● Exercise instructions
This task calls for every entry below to be repeated exactly.

● Records for this exercise
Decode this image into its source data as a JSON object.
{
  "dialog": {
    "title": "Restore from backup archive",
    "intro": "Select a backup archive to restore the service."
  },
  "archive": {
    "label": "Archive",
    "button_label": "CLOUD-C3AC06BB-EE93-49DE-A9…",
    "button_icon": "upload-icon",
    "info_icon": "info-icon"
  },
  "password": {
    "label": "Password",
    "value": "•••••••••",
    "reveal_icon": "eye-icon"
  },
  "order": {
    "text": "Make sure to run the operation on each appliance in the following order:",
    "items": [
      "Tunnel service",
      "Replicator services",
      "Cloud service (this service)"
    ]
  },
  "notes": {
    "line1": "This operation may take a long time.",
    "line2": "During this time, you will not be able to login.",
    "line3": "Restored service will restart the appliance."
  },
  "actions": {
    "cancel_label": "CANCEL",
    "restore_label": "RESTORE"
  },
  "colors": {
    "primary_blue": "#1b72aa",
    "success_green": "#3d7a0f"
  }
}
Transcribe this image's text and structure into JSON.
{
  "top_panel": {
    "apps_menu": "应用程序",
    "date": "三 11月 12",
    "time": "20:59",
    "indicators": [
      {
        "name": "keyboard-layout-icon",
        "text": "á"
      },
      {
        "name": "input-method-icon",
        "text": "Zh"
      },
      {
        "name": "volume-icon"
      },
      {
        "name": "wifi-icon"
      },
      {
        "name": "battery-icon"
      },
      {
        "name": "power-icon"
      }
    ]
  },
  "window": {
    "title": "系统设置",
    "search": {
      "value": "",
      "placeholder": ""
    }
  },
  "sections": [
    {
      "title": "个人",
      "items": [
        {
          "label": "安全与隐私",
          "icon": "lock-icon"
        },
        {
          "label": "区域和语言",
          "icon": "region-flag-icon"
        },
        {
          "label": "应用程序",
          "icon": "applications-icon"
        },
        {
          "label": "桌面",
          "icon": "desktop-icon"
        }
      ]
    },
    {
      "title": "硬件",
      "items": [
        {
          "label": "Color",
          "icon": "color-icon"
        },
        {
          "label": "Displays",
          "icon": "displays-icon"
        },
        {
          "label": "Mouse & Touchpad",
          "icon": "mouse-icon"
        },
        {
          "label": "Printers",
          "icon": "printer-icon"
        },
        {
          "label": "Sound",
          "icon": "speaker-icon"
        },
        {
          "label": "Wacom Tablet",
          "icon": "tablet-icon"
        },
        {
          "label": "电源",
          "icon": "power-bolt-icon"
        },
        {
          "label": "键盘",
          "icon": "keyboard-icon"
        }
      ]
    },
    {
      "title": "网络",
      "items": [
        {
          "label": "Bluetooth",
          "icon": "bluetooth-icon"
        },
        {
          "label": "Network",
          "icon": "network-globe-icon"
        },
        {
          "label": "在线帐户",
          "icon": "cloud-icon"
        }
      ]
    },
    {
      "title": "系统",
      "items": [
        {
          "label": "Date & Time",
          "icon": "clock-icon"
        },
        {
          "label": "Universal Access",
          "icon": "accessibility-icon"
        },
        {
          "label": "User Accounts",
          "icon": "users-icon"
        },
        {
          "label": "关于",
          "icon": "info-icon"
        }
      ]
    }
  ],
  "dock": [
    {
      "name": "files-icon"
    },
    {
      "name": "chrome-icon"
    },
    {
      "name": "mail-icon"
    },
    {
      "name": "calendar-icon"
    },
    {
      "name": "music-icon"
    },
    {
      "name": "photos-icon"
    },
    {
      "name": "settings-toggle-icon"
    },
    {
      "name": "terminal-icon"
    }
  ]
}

● Solved problem
Decode this image into its source data as a JSON object.
{
  "dialog": {
    "title": "Restore from backup archive",
    "intro": "Select a backup archive to restore the service."
  },
  "archive": {
    "label": "Archive",
    "button_label": "CLOUD-C3AC06BB-EE93-49DE-A9…",
    "button_icon": "upload-icon",
    "info_icon": "info-icon"
  },
  "password": {
    "label": "Password",
    "value": "•••••••••",
    "reveal_icon": "eye-icon"
  },
  "order": {
    "text": "Make sure to run the operation on each appliance in the following order:",
    "items": [
      "Tunnel service",
      "Replicator services",
      "Cloud service (this service)"
    ]
  },
  "notes": {
    "line1": "This operation may take a long time.",
    "line2": "During this time, you will not be able to login.",
    "line3": "Restored service will restart the appliance."
  },
  "actions": {
    "cancel_label": "CANCEL",
    "restore_label": "RESTORE"
  },
  "colors": {
    "primary_blue": "#1b72aa",
    "success_green": "#3d7a0f"
  }
}
Transcribe this image's text and structure into JSON.
{
  "top_panel": {
    "apps_menu": "应用程序",
    "date": "三 11月 12",
    "time": "20:59",
    "indicators": [
      {
        "name": "keyboard-layout-icon",
        "text": "á"
      },
      {
        "name": "input-method-icon",
        "text": "Zh"
      },
      {
        "name": "volume-icon"
      },
      {
        "name": "wifi-icon"
      },
      {
        "name": "battery-icon"
      },
      {
        "name": "power-icon"
      }
    ]
  },
  "window": {
    "title": "系统设置",
    "search": {
      "value": "",
      "placeholder": ""
    }
  },
  "sections": [
    {
      "title": "个人",
      "items": [
        {
          "label": "安全与隐私",
          "icon": "lock-icon"
        },
        {
          "label": "区域和语言",
          "icon": "region-flag-icon"
        },
        {
          "label": "应用程序",
          "icon": "applications-icon"
        },
        {
          "label": "桌面",
          "icon": "desktop-icon"
        }
      ]
    },
    {
      "title": "硬件",
      "items": [
        {
          "label": "Color",
          "icon": "color-icon"
        },
        {
          "label": "Displays",
          "icon": "displays-icon"
        },
        {
          "label": "Mouse & Touchpad",
          "icon": "mouse-icon"
        },
        {
          "label": "Printers",
          "icon": "printer-icon"
        },
        {
          "label": "Sound",
          "icon": "speaker-icon"
        },
        {
          "label": "Wacom Tablet",
          "icon": "tablet-icon"
        },
        {
          "label": "电源",
          "icon": "power-bolt-icon"
        },
        {
          "label": "键盘",
          "icon": "keyboard-icon"
        }
      ]
    },
    {
      "title": "网络",
      "items": [
        {
          "label": "Bluetooth",
          "icon": "bluetooth-icon"
        },
        {
          "label": "Network",
          "icon": "network-globe-icon"
        },
        {
          "label": "在线帐户",
          "icon": "cloud-icon"
        }
      ]
    },
    {
      "title": "系统",
      "items": [
        {
          "label": "Date & Time",
          "icon": "clock-icon"
        },
        {
          "label": "Universal Access",
          "icon": "accessibility-icon"
        },
        {
          "label": "User Accounts",
          "icon": "users-icon"
        },
        {
          "label": "关于",
          "icon": "info-icon"
        }
      ]
    }
  ],
  "dock": [
    {
      "name": "files-icon"
    },
    {
      "name": "chrome-icon"
    },
    {
      "name": "mail-icon"
    },
    {
      "name": "calendar-icon"
    },
    {
      "name": "music-icon"
    },
    {
      "name": "photos-icon"
    },
    {
      "name": "settings-toggle-icon"
    },
    {
      "name": "terminal-icon"
    }
  ]
}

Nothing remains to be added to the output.